Nicholas Bodor and Peter Buchwald Pages 3241 - 3260 ( 20 )
Inhaled and intranasal corticosteroids (ICSs) still are the most effective treatment available for allergic airway diseases and are likely to remain the cornerstone of managing persistent asthma/allergic rhinitis in the foreseeable future. Even if the therapeutic index of this class increased significantly with the introduction of newer corticosteroids, and even if new therapeutic potentials are beginning to emerge with our increasing understanding of the mechanisms of asthma, chronic obstructive pulmonary disease, and rhinitis, corticosteroid development still remains a very important field for drug designers.
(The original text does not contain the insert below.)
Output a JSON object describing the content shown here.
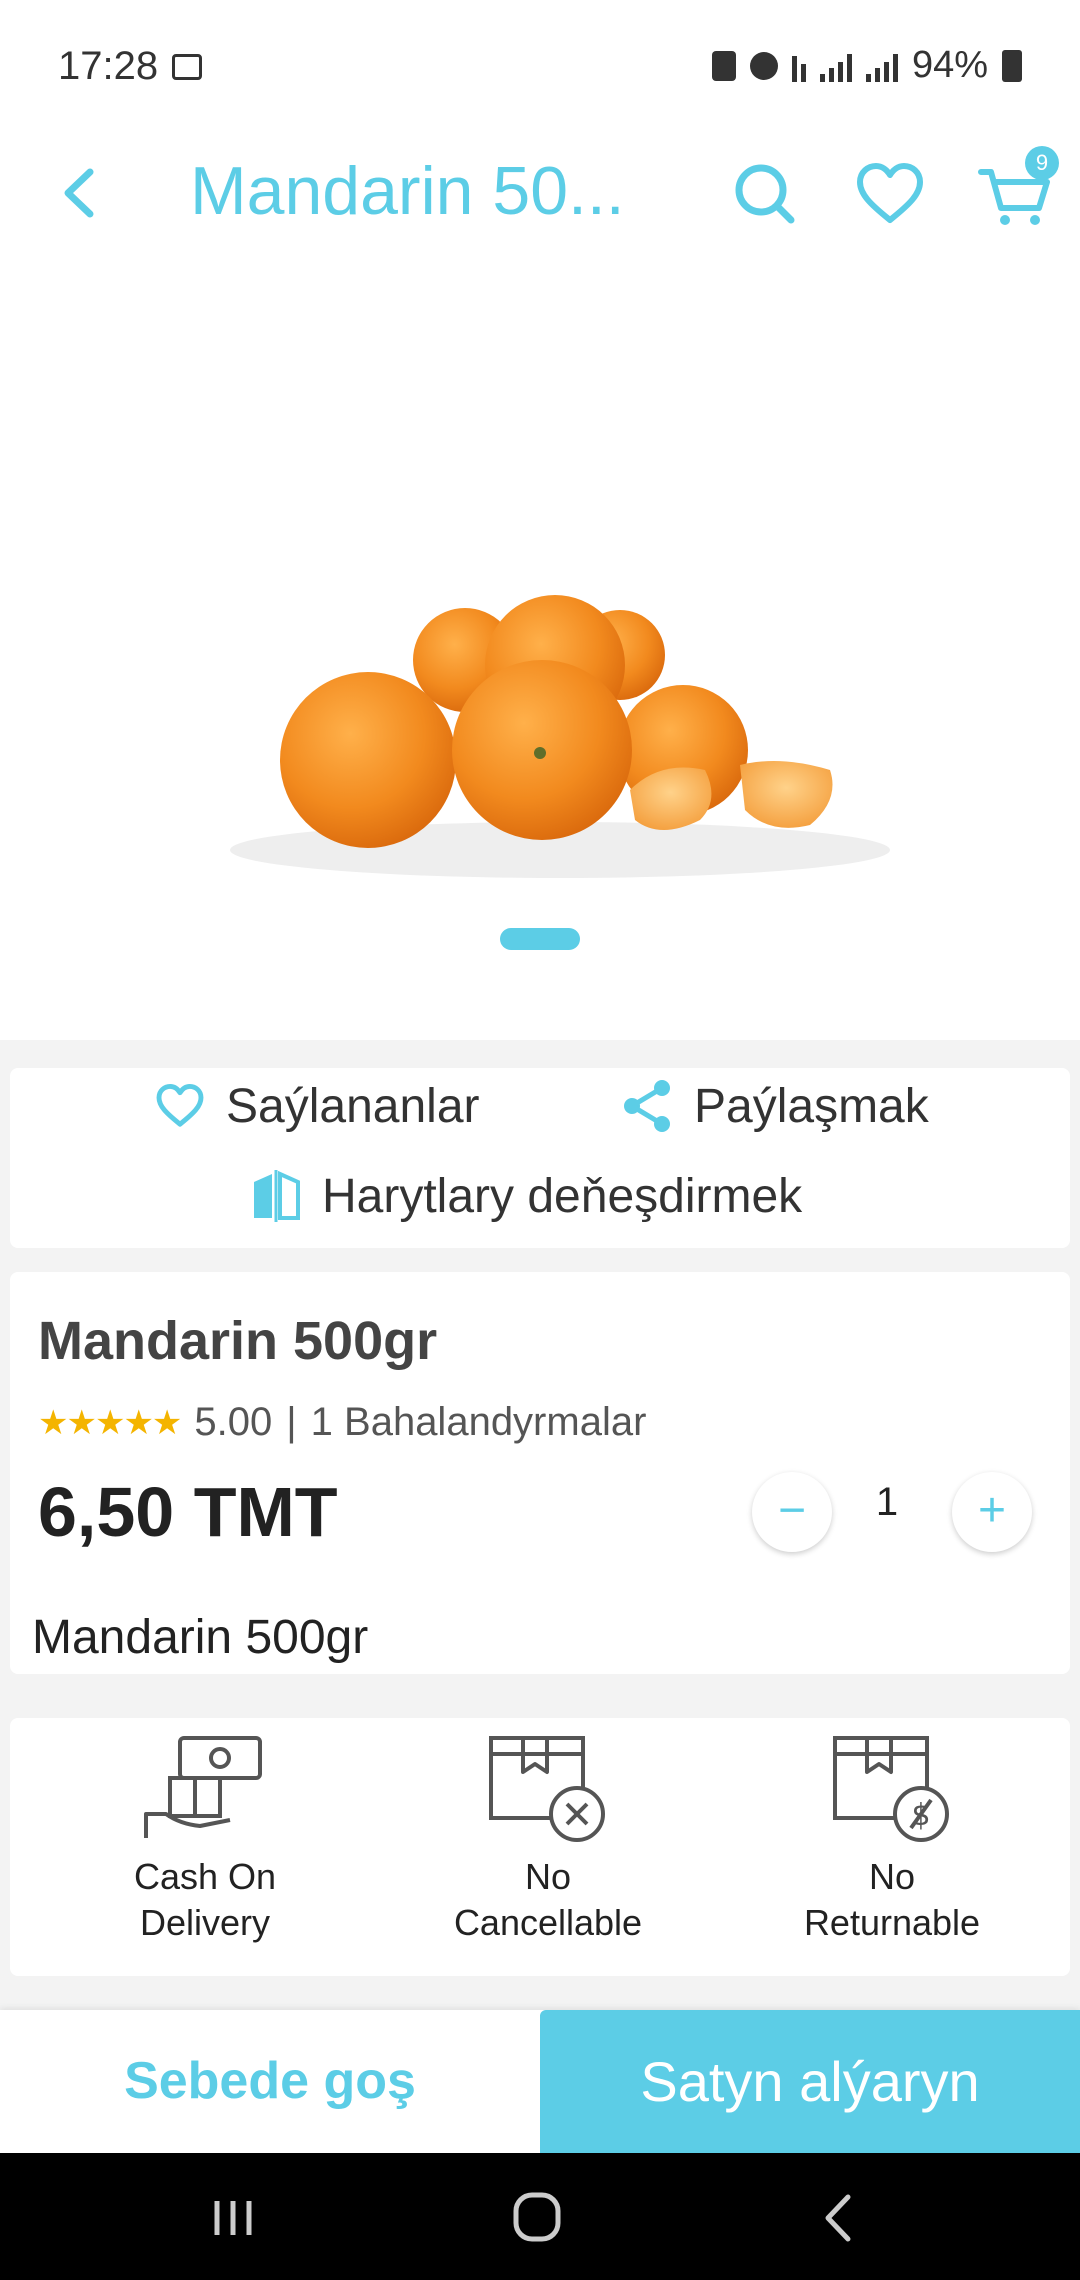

After a brief review of issues related to the structure-activity relationships of glucocorticoids and the main determinants of their receptor-binding affinity at the glucocorticoid receptor, the main focus of the present article will be on the development of soft corticosteroids, as they are particularly well suited to separate local activity from systemic side effects, which still is an important issue for ICSs. Design consideration required in the search for safe and effective soft drugs on one hand, and safe and effective ICSs on the other hand, will be briefly discussed and illustrated with a number of cases, in particular, with that of loteprednol etabonate and etiprednol dicloacetate, soft corticosteroids that are being developed for a full spectrum of therapeutic applications including asthma and allergic rhinitis.
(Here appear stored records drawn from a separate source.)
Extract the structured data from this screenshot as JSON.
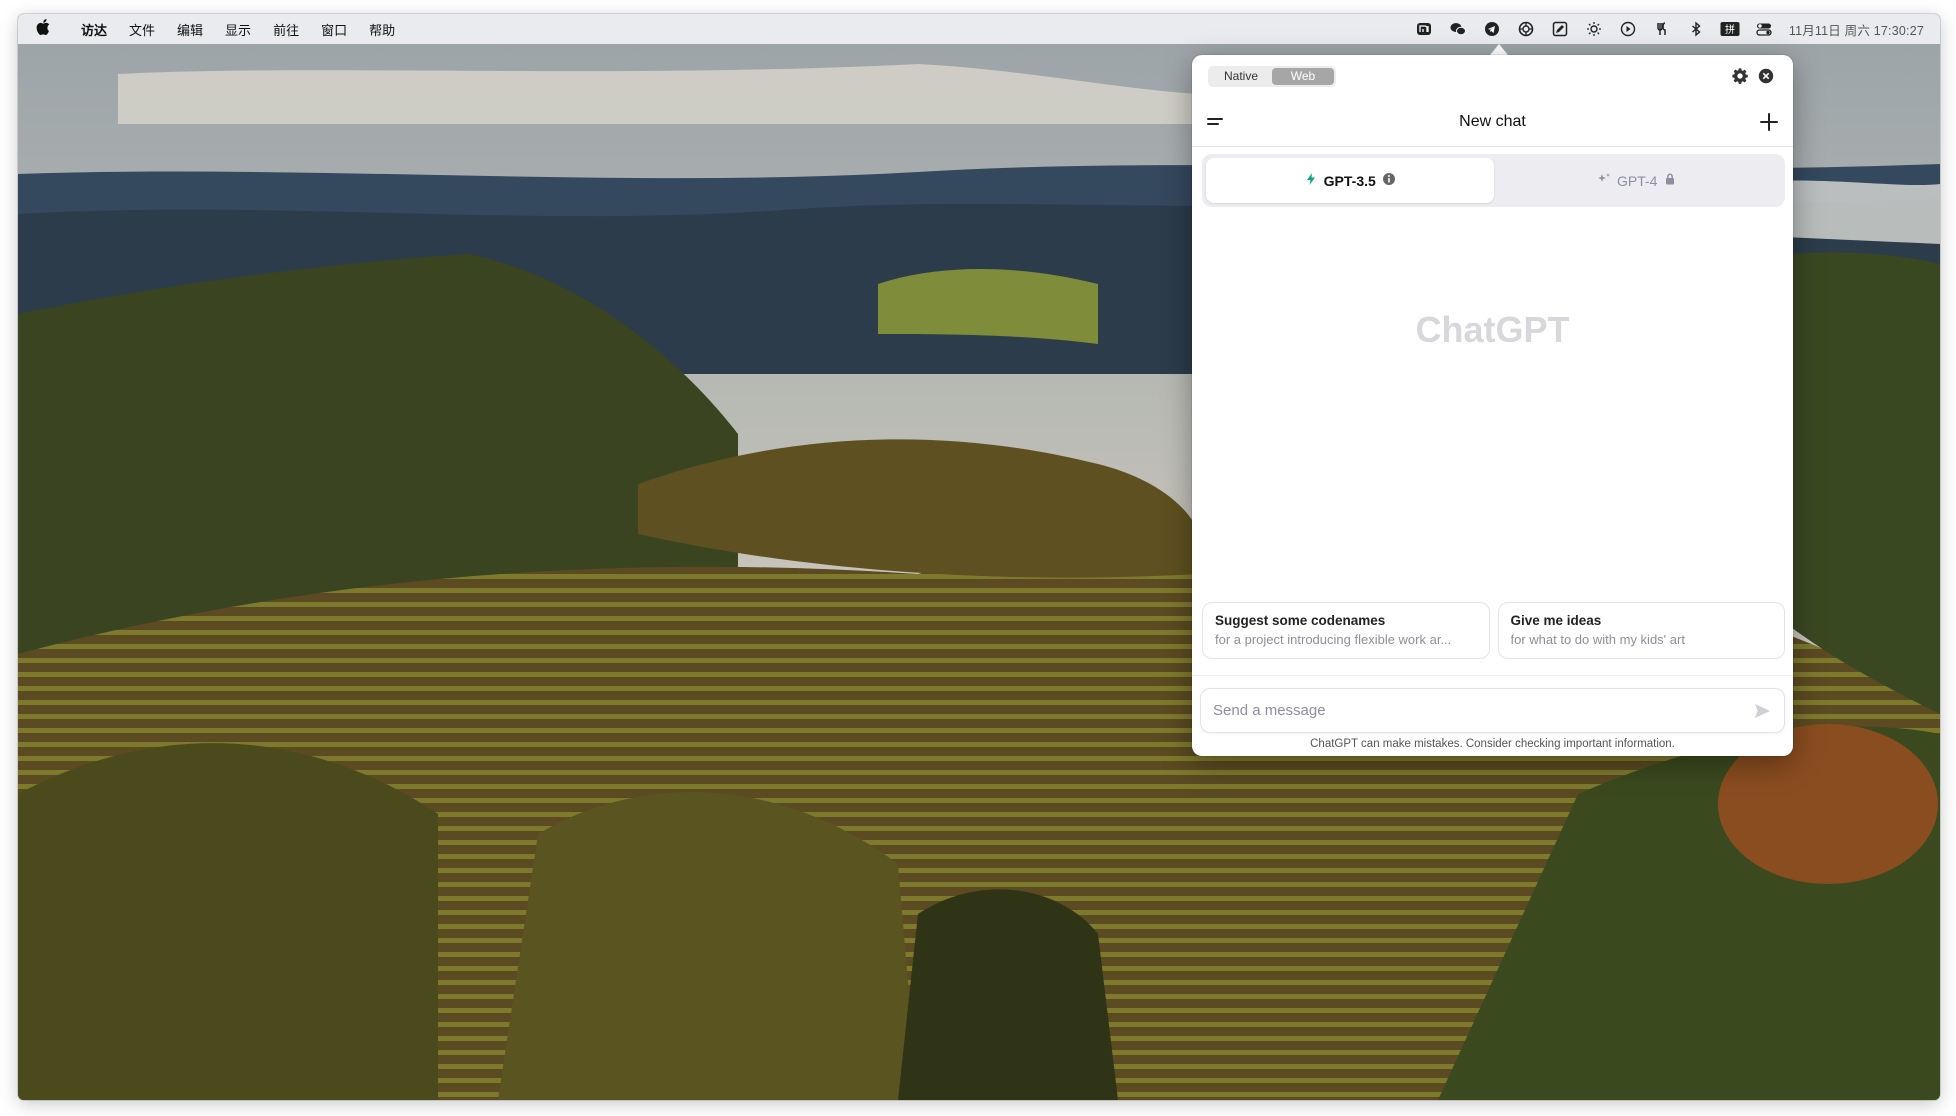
{
  "menubar": {
    "apple_icon": "apple-icon",
    "items": [
      "访达",
      "文件",
      "编辑",
      "显示",
      "前往",
      "窗口",
      "帮助"
    ],
    "tray_icons": [
      "mi-icon",
      "wechat-icon",
      "telegram-icon",
      "chatgpt-icon",
      "edit-icon",
      "brightness-icon",
      "play-icon",
      "fork-icon",
      "bluetooth-icon",
      "input-method-icon",
      "control-center-icon"
    ],
    "input_method_label": "拼",
    "clock": "11月11日 周六 17:30:27"
  },
  "chatgpt": {
    "mode_tabs": [
      {
        "label": "Native",
        "active": false
      },
      {
        "label": "Web",
        "active": true
      }
    ],
    "header_title": "New chat",
    "models": [
      {
        "label": "GPT-3.5",
        "active": true,
        "icon": "bolt-icon",
        "suffix_icon": "info-icon"
      },
      {
        "label": "GPT-4",
        "active": false,
        "icon": "sparkle-icon",
        "suffix_icon": "lock-icon"
      }
    ],
    "brand": "ChatGPT",
    "suggestions": [
      {
        "title": "Suggest some codenames",
        "subtitle": "for a project introducing flexible work ar..."
      },
      {
        "title": "Give me ideas",
        "subtitle": "for what to do with my kids' art"
      }
    ],
    "composer_placeholder": "Send a message",
    "disclaimer": "ChatGPT can make mistakes. Consider checking important information.",
    "colors": {
      "accent": "#10a37f",
      "active_tab": "#a6a6a6"
    }
  }
}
Glucocorticoid,prednisolone,receptor-binding affinity,Soft Corticosteroid Designs,Loteprednol etabonate,Itrocinonide
, Center for Drug Discovery,University of Florida, Health Science Center, P.O. Box 100497, Gainesville,FL 32610-0497, USA.